Can reward programs work for smaller businesses?
Traditionally, when we think of reward programs, things like Tesco Clubcard, or Superdrug reward card comes to mind. Being fairly large businesses, it makes sense that these companies have the money and resources available to spend on fancy reward schemes, in order to engage present customers and, most importantly, reward and maintain loyal customers.
However, there is absolutely no reason why reward programs can’t be used for smaller business – provided they are scaled down. In fact, they can even play a crucial part in establishing a business and building a base of loyal buyers.
How it works on a Large Scale
Traditionally, large brands are associated with having equally large reward programs. Not only can they afford to give away a lot of products and invest in plenty of advertising, but they also spend a lot of time gathering information based on the reward program data, so as to improve them.
For example, if customers are using a reward card to make purchases, the company can then glean and collect the following information:
- How much their customers are spending
- How frequently they purchase
- Customer spending patterns
By analysing the data gathered it is also possible to notice patterns in customers’ spending habits, such as how susceptible they are to product offers. All this information will ultimately influence the company’s future reward schemes, who they target with their marketing, and how.
So that’s how the big brands do it, but surely this is impractical for smaller businesses? Fear not, as small businesses can be just as effective with their reward programs as their large scale counterparts.
Points mean prizes
We’re all familiar with the classic points card. Put simply, the customer produces this card with every purchase and builds up points over time. A certain amount of points and the customer receives a complimentary reward.
There are two types of points reward program that your business can adopt:
The Coffee Card Style: Like Costa or Waterstones, you can stamp the card after each purchase and when the card is full, the customer can receive a free product.
Tiered Reward Program: With this program, customers are encouraged to spend more by multiple rewards as they go up the tiers e.g. spend this much and you will get this reward, spend a little more and you get a bigger reward and so on.
This is the Holy Grail term of business. For small businesses, this is a time to shine as having fewer customers than for example Amazon, which has millions, means you can personalise your offers on such a level bigger brands are unable to.
Naturally, your employees will get to know regular customers who come into the main store.

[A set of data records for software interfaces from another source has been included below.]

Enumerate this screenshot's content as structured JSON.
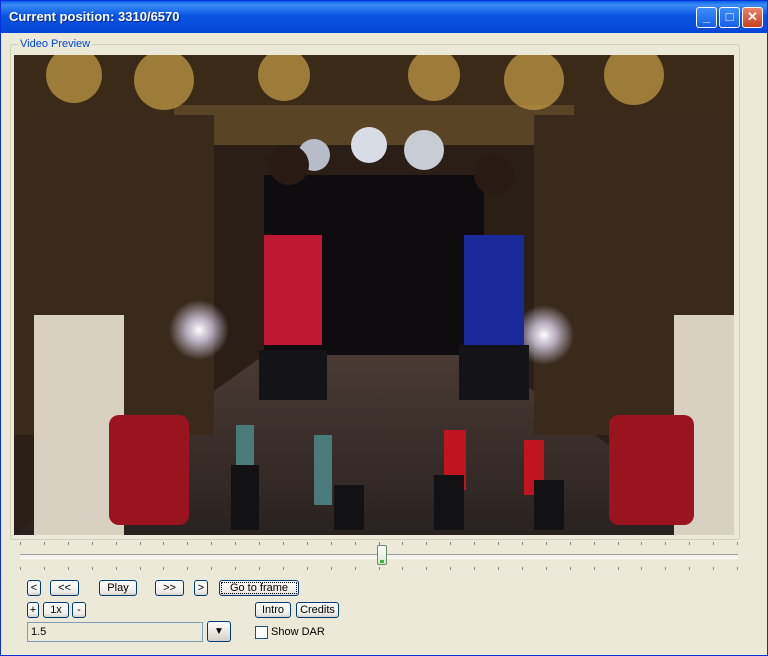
{
  "window": {
    "title": "Current position: 3310/6570",
    "controls": {
      "minimize": "_",
      "maximize": "□",
      "close": "✕"
    }
  },
  "preview": {
    "group_label": "Video Preview"
  },
  "seek": {
    "position": 3310,
    "total": 6570
  },
  "buttons": {
    "prev": "<",
    "rewind": "<<",
    "play": "Play",
    "forward": ">>",
    "next": ">",
    "goto": "Go to frame",
    "plus": "+",
    "speed": "1x",
    "minus": "-",
    "intro": "Intro",
    "credits": "Credits"
  },
  "combo": {
    "value": "1.5",
    "arrow": "▼"
  },
  "show_dar": {
    "label": "Show DAR",
    "checked": false
  }
}
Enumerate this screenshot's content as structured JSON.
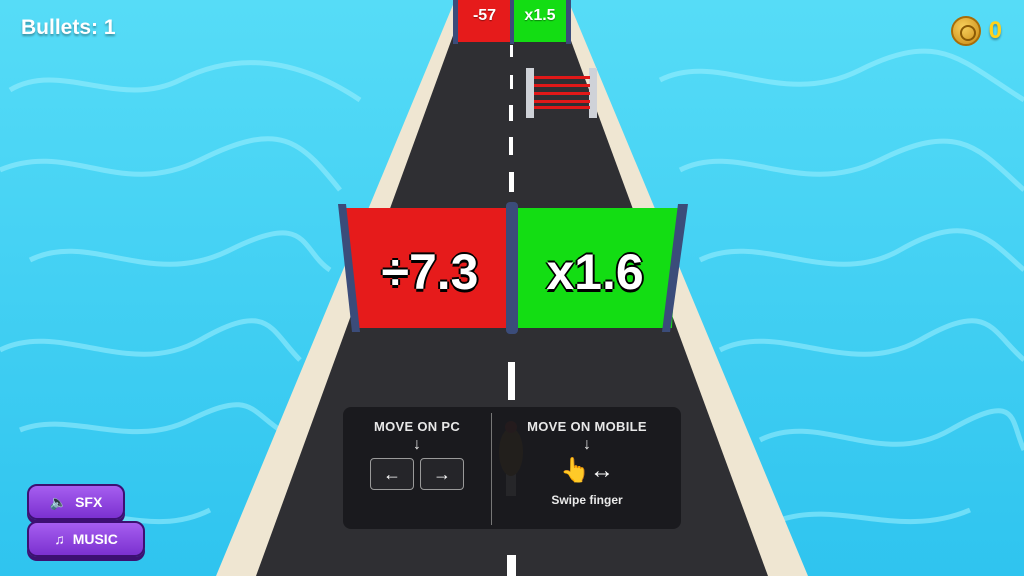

The ‘extra mile’ reward scheme could be opening a new till for anyone with a reward card to come up to and avoid queuing. Waitrose has had a reward scheme in place where Waitrose card holders got a free cup of tea in their cafe.
On a smaller scale than the bigger brands, who have whole departments to do this, you can keep track of which customers buy which items regularly. Alternatively, looking at your numbers and working out which products are selling quickly can give you an edge in providing offers.
Offering exclusive discounts to your reward program customers – particularly products they regularly buy or products that suit one another – shows you not only appreciate their custom but that you recognise them as a person – not a consumer.
Giveaways are one of the oldest tricks in the book. Everyone loves a bargain, but even better than a bargain is a freebie.
Consider giving a free product to customers who sign up to the reward program. It acts as a taste for things to come and gets them used to the idea of being rewarded for shopping with your business.
The National Trust offers to reimburse customers their entrance fee if they sign up to Membership on the day of their visit. Whilst this might not work for large purchases, consider offering a 10% discount on a customer’s shopping when reward customers earn a certain number of points, or purchases. Even an introductory offer for first time shoppers can get them through the door!
A date to remember:
Special Occasions can also be used. Easter, Christmas and New Year are all calendar dates where your reward program customers can receive an appropriate free gift or product with their shopping.
It may seem counterproductive to be working with other businesses – aren’t they your competitors? Some of them are, but remember your suppliers are a business. Making friends with them could mean getting a better deal on products you include in the offers to your reward program customers.
Alternatively, initialising a partnership with a company not obviously linked with your business can open doors to new ideas and avenues for trade. For example, if a business sold tea, they could offer reward scheme customers a discount on a Thai massage at the local beauty parlour. There is a slight link between the two in terms of exotic options, but not an obvious link.
Partnering and including goods & services other than your own can help your reward offers appeal to more of the customers that subscribe to your reward program. This partnership benefits both companies – and the customers – so everyone wins!
Trial by taster session
Make a big deal of your loyal customers by giving them exclusive access to new products before they ‘officially’ go on sale.
Consider also putting on exclusive events for loyal customers. You can make these relevant to your business for example a cafe could put on a coffee crash course evening. Spending a little money on an event can boost customer faith in the reward program as they get a very literal benefit through an experience rather than another bargain.
These can work for long term as well such as setting up a Reward Program book club or regular meet up session for people to socialise – you can use your own products at the meetings too for extra advertising.
You don’t have to be a big brand with loads of money to make a great app. Aside from helping to draw in more customers this can work well for a reward program:
- Loyal customers can receive promotional codes
- Updates on new stock ahead of public advertising
- Notifications on when customers have enough points for their reward
Small businesses can get just as much out of a reward program as bigger brands. Make the most of being able to directly target your customers and develop a reward program that will make your brand a success.